::: RECORDS FOR THIS EXERCISE

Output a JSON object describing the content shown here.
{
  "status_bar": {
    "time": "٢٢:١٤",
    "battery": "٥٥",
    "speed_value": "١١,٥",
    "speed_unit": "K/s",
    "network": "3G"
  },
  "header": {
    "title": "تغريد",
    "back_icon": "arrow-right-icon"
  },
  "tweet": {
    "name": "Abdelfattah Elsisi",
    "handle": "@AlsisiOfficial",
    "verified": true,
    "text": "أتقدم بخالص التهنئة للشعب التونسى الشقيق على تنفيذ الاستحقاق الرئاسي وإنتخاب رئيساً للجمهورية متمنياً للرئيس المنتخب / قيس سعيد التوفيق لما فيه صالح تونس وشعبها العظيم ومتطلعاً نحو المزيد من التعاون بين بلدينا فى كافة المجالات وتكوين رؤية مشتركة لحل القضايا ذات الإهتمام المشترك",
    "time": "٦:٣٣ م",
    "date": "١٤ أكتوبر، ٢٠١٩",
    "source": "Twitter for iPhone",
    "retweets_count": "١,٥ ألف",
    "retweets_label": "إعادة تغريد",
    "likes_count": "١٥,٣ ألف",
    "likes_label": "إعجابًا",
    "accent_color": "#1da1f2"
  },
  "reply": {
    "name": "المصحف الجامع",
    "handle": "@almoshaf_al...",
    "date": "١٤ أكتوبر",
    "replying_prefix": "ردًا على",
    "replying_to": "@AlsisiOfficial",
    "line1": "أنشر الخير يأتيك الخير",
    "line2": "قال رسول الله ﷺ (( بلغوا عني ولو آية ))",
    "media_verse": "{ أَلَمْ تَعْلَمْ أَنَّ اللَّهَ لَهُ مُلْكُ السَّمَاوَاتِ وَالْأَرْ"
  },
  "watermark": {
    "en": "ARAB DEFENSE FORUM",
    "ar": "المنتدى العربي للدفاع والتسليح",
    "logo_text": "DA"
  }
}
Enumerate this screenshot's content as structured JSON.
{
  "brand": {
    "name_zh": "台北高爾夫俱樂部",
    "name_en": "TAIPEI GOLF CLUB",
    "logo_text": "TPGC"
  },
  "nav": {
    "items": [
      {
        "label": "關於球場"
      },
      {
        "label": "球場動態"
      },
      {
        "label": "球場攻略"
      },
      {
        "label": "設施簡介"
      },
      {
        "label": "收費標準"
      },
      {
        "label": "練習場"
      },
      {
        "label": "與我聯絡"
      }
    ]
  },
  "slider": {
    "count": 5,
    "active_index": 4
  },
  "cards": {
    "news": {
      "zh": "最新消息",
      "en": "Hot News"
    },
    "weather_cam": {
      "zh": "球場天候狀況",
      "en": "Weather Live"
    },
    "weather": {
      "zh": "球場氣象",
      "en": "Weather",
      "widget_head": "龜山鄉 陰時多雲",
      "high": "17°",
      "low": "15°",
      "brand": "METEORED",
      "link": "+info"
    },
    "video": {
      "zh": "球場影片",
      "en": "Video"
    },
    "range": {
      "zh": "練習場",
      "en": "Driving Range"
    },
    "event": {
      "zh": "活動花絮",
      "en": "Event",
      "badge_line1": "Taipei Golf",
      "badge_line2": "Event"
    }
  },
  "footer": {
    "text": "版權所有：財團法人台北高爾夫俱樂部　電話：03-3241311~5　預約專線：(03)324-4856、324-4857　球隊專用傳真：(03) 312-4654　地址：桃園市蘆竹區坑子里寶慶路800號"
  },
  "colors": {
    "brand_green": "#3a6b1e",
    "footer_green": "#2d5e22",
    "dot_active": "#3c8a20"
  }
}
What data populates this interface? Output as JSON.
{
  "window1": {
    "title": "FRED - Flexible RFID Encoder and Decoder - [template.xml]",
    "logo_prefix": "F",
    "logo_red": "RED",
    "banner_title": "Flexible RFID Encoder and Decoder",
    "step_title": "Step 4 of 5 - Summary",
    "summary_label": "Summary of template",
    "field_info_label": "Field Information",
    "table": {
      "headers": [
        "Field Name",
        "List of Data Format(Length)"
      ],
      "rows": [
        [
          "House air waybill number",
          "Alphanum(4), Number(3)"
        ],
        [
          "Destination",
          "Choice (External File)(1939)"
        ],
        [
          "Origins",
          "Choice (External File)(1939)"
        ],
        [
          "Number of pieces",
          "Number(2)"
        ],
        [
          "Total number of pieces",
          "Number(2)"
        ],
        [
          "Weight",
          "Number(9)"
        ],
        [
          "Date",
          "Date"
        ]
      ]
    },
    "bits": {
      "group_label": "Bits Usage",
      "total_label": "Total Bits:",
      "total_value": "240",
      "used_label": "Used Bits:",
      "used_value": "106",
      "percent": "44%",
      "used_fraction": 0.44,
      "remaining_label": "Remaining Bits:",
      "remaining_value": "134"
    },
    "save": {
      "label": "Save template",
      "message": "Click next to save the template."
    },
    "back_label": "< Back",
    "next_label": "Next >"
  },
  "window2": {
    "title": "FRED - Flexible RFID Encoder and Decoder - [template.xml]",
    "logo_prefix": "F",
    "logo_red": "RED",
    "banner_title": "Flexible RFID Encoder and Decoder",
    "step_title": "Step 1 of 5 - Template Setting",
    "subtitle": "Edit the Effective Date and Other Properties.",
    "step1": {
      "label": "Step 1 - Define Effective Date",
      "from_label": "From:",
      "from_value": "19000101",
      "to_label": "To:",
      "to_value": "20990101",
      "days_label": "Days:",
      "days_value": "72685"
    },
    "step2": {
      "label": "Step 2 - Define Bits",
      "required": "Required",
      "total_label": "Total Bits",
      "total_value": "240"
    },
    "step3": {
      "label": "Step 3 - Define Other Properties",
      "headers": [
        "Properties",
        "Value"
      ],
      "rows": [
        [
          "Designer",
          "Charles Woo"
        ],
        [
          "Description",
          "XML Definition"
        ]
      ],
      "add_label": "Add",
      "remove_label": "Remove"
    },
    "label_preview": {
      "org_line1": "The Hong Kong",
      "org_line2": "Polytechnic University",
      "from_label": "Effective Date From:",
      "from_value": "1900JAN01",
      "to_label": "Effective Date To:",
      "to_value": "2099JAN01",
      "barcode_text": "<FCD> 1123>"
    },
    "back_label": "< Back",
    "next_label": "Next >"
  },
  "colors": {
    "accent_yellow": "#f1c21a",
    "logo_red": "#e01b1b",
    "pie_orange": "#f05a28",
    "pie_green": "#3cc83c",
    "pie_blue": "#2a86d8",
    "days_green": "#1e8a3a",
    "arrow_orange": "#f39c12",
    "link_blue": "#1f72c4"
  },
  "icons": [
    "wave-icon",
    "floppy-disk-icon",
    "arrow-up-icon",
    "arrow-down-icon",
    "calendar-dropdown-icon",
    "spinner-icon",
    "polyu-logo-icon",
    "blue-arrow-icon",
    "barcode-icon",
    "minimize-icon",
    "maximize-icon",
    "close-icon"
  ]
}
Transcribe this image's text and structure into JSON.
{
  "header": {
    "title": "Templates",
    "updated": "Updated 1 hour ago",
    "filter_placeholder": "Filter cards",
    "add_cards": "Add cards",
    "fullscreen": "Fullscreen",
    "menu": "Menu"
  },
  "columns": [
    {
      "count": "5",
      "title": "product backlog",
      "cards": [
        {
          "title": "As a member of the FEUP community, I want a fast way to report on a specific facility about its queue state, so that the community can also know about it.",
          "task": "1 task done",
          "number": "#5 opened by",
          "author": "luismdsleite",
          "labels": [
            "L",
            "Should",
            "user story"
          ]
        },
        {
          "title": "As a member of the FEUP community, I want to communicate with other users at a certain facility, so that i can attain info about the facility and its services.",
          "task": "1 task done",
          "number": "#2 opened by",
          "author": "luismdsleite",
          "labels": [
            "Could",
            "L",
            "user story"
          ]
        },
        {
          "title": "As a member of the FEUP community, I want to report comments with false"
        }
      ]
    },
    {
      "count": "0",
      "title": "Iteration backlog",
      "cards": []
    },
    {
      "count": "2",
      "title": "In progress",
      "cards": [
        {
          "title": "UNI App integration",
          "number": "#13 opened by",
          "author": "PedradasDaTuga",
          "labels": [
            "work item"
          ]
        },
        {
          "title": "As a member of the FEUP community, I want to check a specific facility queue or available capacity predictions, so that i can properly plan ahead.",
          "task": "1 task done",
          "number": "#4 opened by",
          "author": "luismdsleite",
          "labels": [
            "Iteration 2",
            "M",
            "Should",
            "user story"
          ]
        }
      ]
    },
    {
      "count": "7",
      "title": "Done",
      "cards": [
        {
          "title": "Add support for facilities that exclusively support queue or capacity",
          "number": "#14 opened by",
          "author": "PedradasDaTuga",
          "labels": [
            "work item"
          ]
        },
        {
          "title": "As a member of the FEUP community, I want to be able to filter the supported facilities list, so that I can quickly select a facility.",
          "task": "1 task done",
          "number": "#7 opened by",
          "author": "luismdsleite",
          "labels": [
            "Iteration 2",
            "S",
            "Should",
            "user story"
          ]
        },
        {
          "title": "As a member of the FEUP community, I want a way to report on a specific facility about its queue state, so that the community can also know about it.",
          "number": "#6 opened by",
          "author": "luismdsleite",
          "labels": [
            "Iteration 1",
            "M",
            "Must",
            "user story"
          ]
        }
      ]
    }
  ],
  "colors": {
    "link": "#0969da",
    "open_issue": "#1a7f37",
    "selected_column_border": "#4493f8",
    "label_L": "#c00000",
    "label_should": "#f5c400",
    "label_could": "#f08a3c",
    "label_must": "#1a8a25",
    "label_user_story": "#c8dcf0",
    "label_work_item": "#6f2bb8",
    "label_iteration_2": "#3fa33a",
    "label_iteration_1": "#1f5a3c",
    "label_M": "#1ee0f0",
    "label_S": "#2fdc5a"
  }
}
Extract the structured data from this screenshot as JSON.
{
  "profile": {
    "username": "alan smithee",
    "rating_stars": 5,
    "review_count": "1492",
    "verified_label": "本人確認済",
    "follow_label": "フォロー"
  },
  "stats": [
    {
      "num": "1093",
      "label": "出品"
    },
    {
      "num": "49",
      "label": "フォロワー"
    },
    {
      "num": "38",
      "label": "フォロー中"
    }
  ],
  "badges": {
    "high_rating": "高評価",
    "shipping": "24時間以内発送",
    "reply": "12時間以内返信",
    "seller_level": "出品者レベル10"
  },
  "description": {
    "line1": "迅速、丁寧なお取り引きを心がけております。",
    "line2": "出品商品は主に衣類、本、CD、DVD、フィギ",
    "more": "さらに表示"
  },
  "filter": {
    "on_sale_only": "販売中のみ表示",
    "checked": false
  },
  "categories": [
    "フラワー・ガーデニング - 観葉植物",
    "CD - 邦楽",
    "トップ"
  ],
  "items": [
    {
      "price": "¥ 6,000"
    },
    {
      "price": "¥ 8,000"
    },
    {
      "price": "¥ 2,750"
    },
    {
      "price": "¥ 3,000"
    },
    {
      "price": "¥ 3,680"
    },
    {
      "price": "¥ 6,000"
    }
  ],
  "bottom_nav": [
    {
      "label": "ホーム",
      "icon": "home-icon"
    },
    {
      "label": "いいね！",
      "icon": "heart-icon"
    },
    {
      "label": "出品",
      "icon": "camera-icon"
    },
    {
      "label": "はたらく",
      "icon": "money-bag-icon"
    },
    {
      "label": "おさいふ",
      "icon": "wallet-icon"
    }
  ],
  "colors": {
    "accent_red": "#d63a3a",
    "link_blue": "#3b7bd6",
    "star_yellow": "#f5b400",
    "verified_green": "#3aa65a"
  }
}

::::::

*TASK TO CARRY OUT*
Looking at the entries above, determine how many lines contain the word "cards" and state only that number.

*EXPECTED ANSWER*
7